→ Dataset records
=-=-=-=-=

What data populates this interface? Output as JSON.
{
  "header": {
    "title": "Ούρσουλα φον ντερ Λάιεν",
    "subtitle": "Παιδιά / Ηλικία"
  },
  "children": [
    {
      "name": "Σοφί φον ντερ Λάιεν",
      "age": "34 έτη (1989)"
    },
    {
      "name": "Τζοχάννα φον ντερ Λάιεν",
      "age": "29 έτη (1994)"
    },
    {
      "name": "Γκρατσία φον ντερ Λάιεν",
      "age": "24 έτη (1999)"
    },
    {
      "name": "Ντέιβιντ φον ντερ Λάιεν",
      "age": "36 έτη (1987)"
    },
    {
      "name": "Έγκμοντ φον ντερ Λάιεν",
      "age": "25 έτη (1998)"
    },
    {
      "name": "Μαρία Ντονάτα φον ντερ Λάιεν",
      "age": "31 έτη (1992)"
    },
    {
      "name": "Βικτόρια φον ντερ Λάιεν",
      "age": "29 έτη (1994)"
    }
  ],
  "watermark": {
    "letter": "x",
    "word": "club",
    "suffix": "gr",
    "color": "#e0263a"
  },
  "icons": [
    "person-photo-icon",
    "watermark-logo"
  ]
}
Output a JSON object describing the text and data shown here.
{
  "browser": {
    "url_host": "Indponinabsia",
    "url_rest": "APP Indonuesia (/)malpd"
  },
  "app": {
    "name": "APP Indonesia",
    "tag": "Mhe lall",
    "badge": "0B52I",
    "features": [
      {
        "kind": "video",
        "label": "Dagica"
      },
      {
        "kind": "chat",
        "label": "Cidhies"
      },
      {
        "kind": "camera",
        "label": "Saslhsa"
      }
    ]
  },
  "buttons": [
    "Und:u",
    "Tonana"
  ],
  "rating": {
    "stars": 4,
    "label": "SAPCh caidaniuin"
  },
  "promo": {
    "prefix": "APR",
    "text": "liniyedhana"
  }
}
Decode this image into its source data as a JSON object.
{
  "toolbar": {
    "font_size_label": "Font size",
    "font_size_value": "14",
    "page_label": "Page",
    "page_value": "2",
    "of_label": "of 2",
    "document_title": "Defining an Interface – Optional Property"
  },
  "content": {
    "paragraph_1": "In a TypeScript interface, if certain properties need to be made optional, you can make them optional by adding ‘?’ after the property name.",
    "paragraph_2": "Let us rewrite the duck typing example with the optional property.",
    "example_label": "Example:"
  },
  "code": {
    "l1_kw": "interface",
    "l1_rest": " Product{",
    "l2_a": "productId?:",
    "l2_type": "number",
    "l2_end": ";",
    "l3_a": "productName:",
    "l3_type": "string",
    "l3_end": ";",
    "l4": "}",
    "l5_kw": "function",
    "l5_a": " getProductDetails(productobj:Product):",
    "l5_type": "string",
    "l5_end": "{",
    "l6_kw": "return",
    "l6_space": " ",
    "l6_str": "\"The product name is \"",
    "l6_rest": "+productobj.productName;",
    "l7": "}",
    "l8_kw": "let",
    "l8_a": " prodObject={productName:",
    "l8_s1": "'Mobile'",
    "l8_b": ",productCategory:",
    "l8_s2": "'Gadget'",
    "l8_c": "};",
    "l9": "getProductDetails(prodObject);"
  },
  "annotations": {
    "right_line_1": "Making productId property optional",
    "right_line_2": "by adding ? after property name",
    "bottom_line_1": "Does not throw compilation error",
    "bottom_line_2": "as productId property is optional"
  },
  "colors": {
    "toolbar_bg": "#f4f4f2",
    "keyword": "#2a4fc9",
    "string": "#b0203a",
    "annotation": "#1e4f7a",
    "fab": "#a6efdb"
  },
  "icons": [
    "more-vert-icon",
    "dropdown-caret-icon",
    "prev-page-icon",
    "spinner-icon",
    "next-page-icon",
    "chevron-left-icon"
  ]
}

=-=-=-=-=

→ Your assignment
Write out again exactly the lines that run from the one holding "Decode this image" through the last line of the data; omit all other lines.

→ Solved exercise
Decode this image into its source data as a JSON object.
{
  "toolbar": {
    "font_size_label": "Font size",
    "font_size_value": "14",
    "page_label": "Page",
    "page_value": "2",
    "of_label": "of 2",
    "document_title": "Defining an Interface – Optional Property"
  },
  "content": {
    "paragraph_1": "In a TypeScript interface, if certain properties need to be made optional, you can make them optional by adding ‘?’ after the property name.",
    "paragraph_2": "Let us rewrite the duck typing example with the optional property.",
    "example_label": "Example:"
  },
  "code": {
    "l1_kw": "interface",
    "l1_rest": " Product{",
    "l2_a": "productId?:",
    "l2_type": "number",
    "l2_end": ";",
    "l3_a": "productName:",
    "l3_type": "string",
    "l3_end": ";",
    "l4": "}",
    "l5_kw": "function",
    "l5_a": " getProductDetails(productobj:Product):",
    "l5_type": "string",
    "l5_end": "{",
    "l6_kw": "return",
    "l6_space": " ",
    "l6_str": "\"The product name is \"",
    "l6_rest": "+productobj.productName;",
    "l7": "}",
    "l8_kw": "let",
    "l8_a": " prodObject={productName:",
    "l8_s1": "'Mobile'",
    "l8_b": ",productCategory:",
    "l8_s2": "'Gadget'",
    "l8_c": "};",
    "l9": "getProductDetails(prodObject);"
  },
  "annotations": {
    "right_line_1": "Making productId property optional",
    "right_line_2": "by adding ? after property name",
    "bottom_line_1": "Does not throw compilation error",
    "bottom_line_2": "as productId property is optional"
  },
  "colors": {
    "toolbar_bg": "#f4f4f2",
    "keyword": "#2a4fc9",
    "string": "#b0203a",
    "annotation": "#1e4f7a",
    "fab": "#a6efdb"
  },
  "icons": [
    "more-vert-icon",
    "dropdown-caret-icon",
    "prev-page-icon",
    "spinner-icon",
    "next-page-icon",
    "chevron-left-icon"
  ]
}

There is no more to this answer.